### [Data in this exercise]
>>>
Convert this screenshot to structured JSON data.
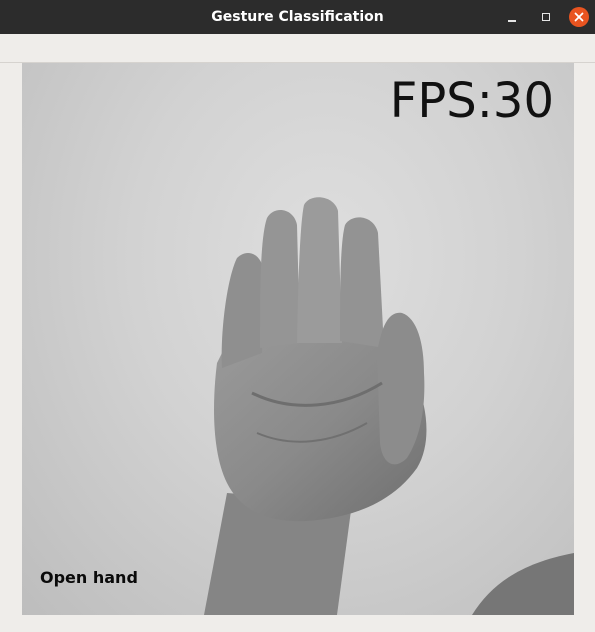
{
  "window": {
    "title": "Gesture Classification",
    "controls": {
      "minimize_icon": "minimize-icon",
      "maximize_icon": "maximize-icon",
      "close_icon": "close-icon",
      "close_color": "#e95420"
    }
  },
  "video": {
    "fps_text": "FPS:30",
    "prediction_label": "Open hand"
  }
}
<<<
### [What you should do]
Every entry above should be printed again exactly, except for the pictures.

### [Exercise solution]
Convert this screenshot to structured JSON data.
{
  "window": {
    "title": "Gesture Classification",
    "controls": {
      "minimize_icon": "minimize-icon",
      "maximize_icon": "maximize-icon",
      "close_icon": "close-icon",
      "close_color": "#e95420"
    }
  },
  "video": {
    "fps_text": "FPS:30",
    "prediction_label": "Open hand"
  }
}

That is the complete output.